_WHAT THE TASK REQUIRES_. Every single record below is to be reproduced exactly.

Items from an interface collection

┄┄┄┄┄┄┄┄┄┄┄┄┄┄┄┄┄┄┄┄

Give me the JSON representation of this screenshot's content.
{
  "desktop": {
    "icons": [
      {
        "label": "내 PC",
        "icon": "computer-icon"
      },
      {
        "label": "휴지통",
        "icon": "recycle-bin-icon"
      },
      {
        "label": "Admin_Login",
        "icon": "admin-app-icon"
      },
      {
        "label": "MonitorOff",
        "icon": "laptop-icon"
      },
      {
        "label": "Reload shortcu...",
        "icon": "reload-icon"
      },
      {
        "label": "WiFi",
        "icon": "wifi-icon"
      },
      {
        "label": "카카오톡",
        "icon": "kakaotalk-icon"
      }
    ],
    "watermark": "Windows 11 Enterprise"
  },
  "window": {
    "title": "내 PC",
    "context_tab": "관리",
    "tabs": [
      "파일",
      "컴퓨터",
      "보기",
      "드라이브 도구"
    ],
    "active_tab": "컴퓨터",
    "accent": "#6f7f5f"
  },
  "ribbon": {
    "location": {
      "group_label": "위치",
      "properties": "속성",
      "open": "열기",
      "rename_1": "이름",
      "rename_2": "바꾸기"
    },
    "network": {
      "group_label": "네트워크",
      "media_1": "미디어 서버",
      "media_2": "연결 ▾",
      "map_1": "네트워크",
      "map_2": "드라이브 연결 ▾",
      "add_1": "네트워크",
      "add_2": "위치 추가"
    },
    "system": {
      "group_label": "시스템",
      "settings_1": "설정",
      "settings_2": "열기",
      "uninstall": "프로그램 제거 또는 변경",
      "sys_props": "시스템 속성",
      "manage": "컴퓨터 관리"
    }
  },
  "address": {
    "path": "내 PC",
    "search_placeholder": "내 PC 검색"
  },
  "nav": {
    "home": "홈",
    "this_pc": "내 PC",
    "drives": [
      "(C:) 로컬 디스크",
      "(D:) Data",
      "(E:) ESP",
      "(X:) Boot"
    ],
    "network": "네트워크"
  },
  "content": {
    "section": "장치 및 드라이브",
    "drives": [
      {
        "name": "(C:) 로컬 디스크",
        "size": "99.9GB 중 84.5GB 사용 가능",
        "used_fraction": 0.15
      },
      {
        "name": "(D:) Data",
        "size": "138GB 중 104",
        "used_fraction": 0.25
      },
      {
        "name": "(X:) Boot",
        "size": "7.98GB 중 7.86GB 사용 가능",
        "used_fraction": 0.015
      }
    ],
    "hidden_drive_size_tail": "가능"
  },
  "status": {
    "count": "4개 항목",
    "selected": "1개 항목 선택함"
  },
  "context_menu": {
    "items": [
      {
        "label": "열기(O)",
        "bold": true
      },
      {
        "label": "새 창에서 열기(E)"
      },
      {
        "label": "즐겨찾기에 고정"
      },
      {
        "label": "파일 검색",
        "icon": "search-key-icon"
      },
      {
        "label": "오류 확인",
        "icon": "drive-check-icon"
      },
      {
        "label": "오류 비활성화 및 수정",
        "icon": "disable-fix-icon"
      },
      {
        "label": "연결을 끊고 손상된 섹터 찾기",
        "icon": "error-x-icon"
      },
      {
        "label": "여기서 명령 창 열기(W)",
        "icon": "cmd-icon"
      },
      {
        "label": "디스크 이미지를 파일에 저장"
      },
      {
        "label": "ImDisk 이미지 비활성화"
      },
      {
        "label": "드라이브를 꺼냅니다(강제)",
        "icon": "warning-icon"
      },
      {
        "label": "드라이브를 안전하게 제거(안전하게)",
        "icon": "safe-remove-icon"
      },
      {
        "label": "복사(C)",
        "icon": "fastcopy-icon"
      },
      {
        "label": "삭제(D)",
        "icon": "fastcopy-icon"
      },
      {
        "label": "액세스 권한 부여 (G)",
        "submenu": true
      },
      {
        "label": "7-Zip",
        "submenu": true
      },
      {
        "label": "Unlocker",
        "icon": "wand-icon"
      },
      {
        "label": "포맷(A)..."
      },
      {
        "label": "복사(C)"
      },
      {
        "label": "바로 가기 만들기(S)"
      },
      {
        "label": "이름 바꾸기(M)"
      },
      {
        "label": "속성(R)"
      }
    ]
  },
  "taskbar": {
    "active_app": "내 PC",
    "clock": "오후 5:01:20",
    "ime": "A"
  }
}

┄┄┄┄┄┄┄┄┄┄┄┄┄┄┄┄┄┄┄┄

_YOUR RESPONSE_.
Give me the JSON representation of this screenshot's content.
{
  "desktop": {
    "icons": [
      {
        "label": "내 PC",
        "icon": "computer-icon"
      },
      {
        "label": "휴지통",
        "icon": "recycle-bin-icon"
      },
      {
        "label": "Admin_Login",
        "icon": "admin-app-icon"
      },
      {
        "label": "MonitorOff",
        "icon": "laptop-icon"
      },
      {
        "label": "Reload shortcu...",
        "icon": "reload-icon"
      },
      {
        "label": "WiFi",
        "icon": "wifi-icon"
      },
      {
        "label": "카카오톡",
        "icon": "kakaotalk-icon"
      }
    ],
    "watermark": "Windows 11 Enterprise"
  },
  "window": {
    "title": "내 PC",
    "context_tab": "관리",
    "tabs": [
      "파일",
      "컴퓨터",
      "보기",
      "드라이브 도구"
    ],
    "active_tab": "컴퓨터",
    "accent": "#6f7f5f"
  },
  "ribbon": {
    "location": {
      "group_label": "위치",
      "properties": "속성",
      "open": "열기",
      "rename_1": "이름",
      "rename_2": "바꾸기"
    },
    "network": {
      "group_label": "네트워크",
      "media_1": "미디어 서버",
      "media_2": "연결 ▾",
      "map_1": "네트워크",
      "map_2": "드라이브 연결 ▾",
      "add_1": "네트워크",
      "add_2": "위치 추가"
    },
    "system": {
      "group_label": "시스템",
      "settings_1": "설정",
      "settings_2": "열기",
      "uninstall": "프로그램 제거 또는 변경",
      "sys_props": "시스템 속성",
      "manage": "컴퓨터 관리"
    }
  },
  "address": {
    "path": "내 PC",
    "search_placeholder": "내 PC 검색"
  },
  "nav": {
    "home": "홈",
    "this_pc": "내 PC",
    "drives": [
      "(C:) 로컬 디스크",
      "(D:) Data",
      "(E:) ESP",
      "(X:) Boot"
    ],
    "network": "네트워크"
  },
  "content": {
    "section": "장치 및 드라이브",
    "drives": [
      {
        "name": "(C:) 로컬 디스크",
        "size": "99.9GB 중 84.5GB 사용 가능",
        "used_fraction": 0.15
      },
      {
        "name": "(D:) Data",
        "size": "138GB 중 104",
        "used_fraction": 0.25
      },
      {
        "name": "(X:) Boot",
        "size": "7.98GB 중 7.86GB 사용 가능",
        "used_fraction": 0.015
      }
    ],
    "hidden_drive_size_tail": "가능"
  },
  "status": {
    "count": "4개 항목",
    "selected": "1개 항목 선택함"
  },
  "context_menu": {
    "items": [
      {
        "label": "열기(O)",
        "bold": true
      },
      {
        "label": "새 창에서 열기(E)"
      },
      {
        "label": "즐겨찾기에 고정"
      },
      {
        "label": "파일 검색",
        "icon": "search-key-icon"
      },
      {
        "label": "오류 확인",
        "icon": "drive-check-icon"
      },
      {
        "label": "오류 비활성화 및 수정",
        "icon": "disable-fix-icon"
      },
      {
        "label": "연결을 끊고 손상된 섹터 찾기",
        "icon": "error-x-icon"
      },
      {
        "label": "여기서 명령 창 열기(W)",
        "icon": "cmd-icon"
      },
      {
        "label": "디스크 이미지를 파일에 저장"
      },
      {
        "label": "ImDisk 이미지 비활성화"
      },
      {
        "label": "드라이브를 꺼냅니다(강제)",
        "icon": "warning-icon"
      },
      {
        "label": "드라이브를 안전하게 제거(안전하게)",
        "icon": "safe-remove-icon"
      },
      {
        "label": "복사(C)",
        "icon": "fastcopy-icon"
      },
      {
        "label": "삭제(D)",
        "icon": "fastcopy-icon"
      },
      {
        "label": "액세스 권한 부여 (G)",
        "submenu": true
      },
      {
        "label": "7-Zip",
        "submenu": true
      },
      {
        "label": "Unlocker",
        "icon": "wand-icon"
      },
      {
        "label": "포맷(A)..."
      },
      {
        "label": "복사(C)"
      },
      {
        "label": "바로 가기 만들기(S)"
      },
      {
        "label": "이름 바꾸기(M)"
      },
      {
        "label": "속성(R)"
      }
    ]
  },
  "taskbar": {
    "active_app": "내 PC",
    "clock": "오후 5:01:20",
    "ime": "A"
  }
}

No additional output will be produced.